Our province is beautiful – and expansive – making driving necessary to get where we need to be. Whether it’s grabbing your commuter cup full of piping, hot coffee and heading to work in the morning or piling the kids in the car and heading to soccer practice or the rink, driving is a fact of life for most.
For those who are career drivers, like bus, taxi or delivery drivers, or even those who just live a go-go lifestyle, back pain can be an unfortunate side effect of living on the open road.
Professor Mark Porter, of Loughborough University in the United Kingdom, has found that absence from work because of back pain is six times higher for drivers who are at the wheel for more than four hours a day. Four hours a day may seem like a lot, but when you think about it, all those little trips you make in a day add up quickly.
What causes back pain when I drive?
Back pain when driving for long periods can be caused by a number of things:
- your lumbar curve is all but lost, placing extra strain on the vertebrae and discs
- your spine takes the brunt of all bumps or quick turns you make
- those who drive with their seat reclined or lowered tend to keep their legs straighter, placing strain on their hamstrings, in turn pulling on their pelvic attachments and resulting in the pelvis rolling backwards, this causes the spine to pitch posteriorly. The rest of the spine is then forced to curve forward in compensation
- reclining or lowering your seat also places stress on your neck because you are forced to flex your neck by up to 20 degrees in order to look straight ahead
How can I ease my back pain while driving?
There are a number of ways to help ease your pain:
Use a lumbar support – A lumbar support, which is essentially a cushion for your lower back, can go a long way in preventing pain. You can purchase one specifically made for driving or it can be as easy as using an old couch pillow or a rolled up towel.
Move your seat forward – Getting as close as you can to the steering wheel, without it being uncomfortable, is the optimal driving distance to prevent back pain. This way you aren’t slouching and also not straining yourself to reach the pedals.
Adjust your hands on the steering wheel – We were all told by our driving instructor, “keep those hands at 10 and 2,” over and over. This was definitely true when we were 16-years-old and trying to get our licence, but isn’t true when we are looking to alleviate back pain. With the invention of airbags, research has found that your hands should be at 9 o’clock and 3 o’clock. This allows you to rest your elbows on the armrests, which can help ease pain, especially in the upper back.
Stretching – Stretching it out (perhaps with the Straighten Up Canada program), before hopping in the car is a great way to prevent driving related pains from creeping up. Getting out and stretching every half-hour or so will alleviate some of your pain if you can spare the time or if you know you’re going to be in your car for a long time throughout the day.
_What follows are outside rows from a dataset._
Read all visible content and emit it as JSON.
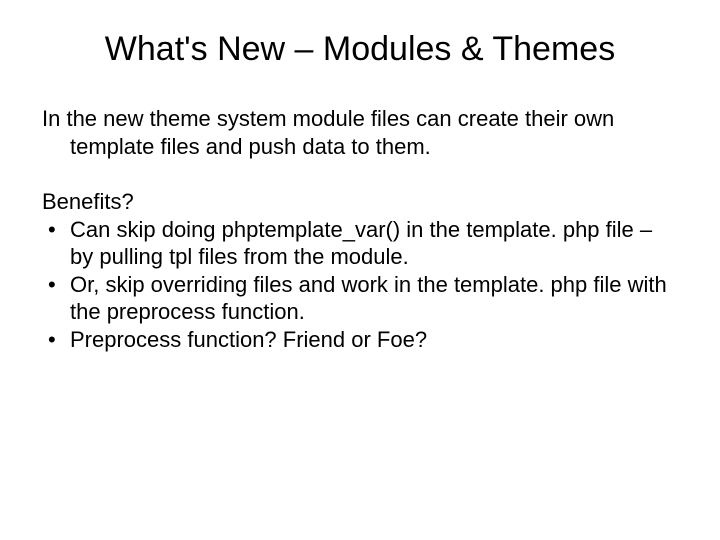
{
  "slide": {
    "title": "What's New – Modules & Themes",
    "intro": "In the new theme system module files can create their own template files and push data to them.",
    "benefits_label": "Benefits?",
    "bullets": [
      "Can skip doing phptemplate_var() in the template. php file – by pulling tpl files from the module.",
      "Or, skip overriding files and work in the template. php file with the preprocess function.",
      "Preprocess function? Friend or Foe?"
    ]
  }
}
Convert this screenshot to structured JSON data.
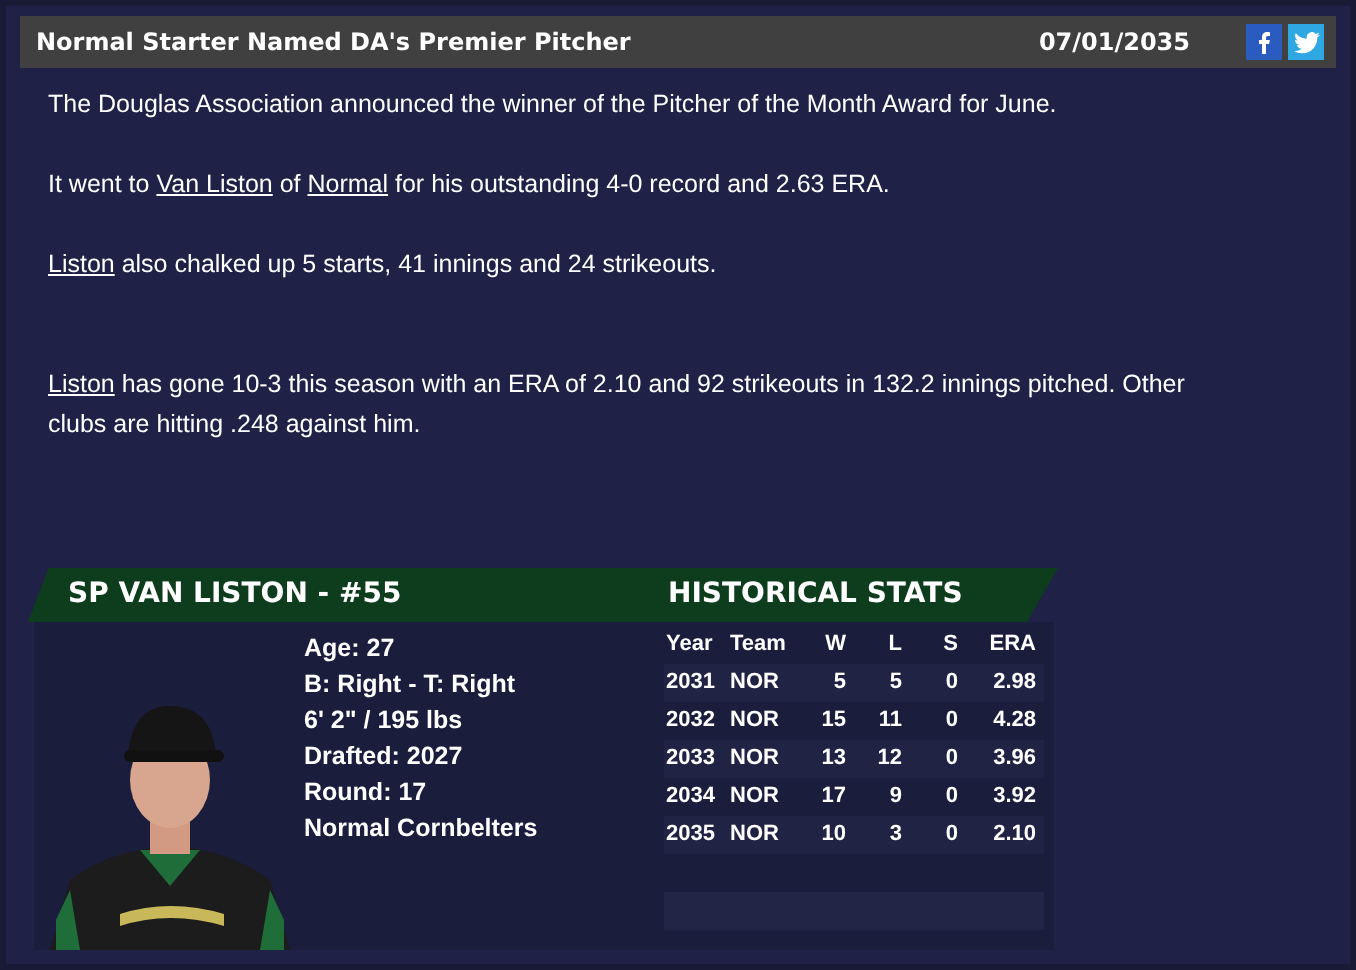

You can always see your chiropractor if you are still unsure about how to prevent and alleviate back pain. Your chiropractors is an expert in the diagnosis and treatment of conditions of the musculoskeletal system (the body’s bones, muscles, cartilage, tendons, joints and connective tissue). Your chiropractor will first assess your back’s current condition and then develop a treatment plan for you to help ease your pain.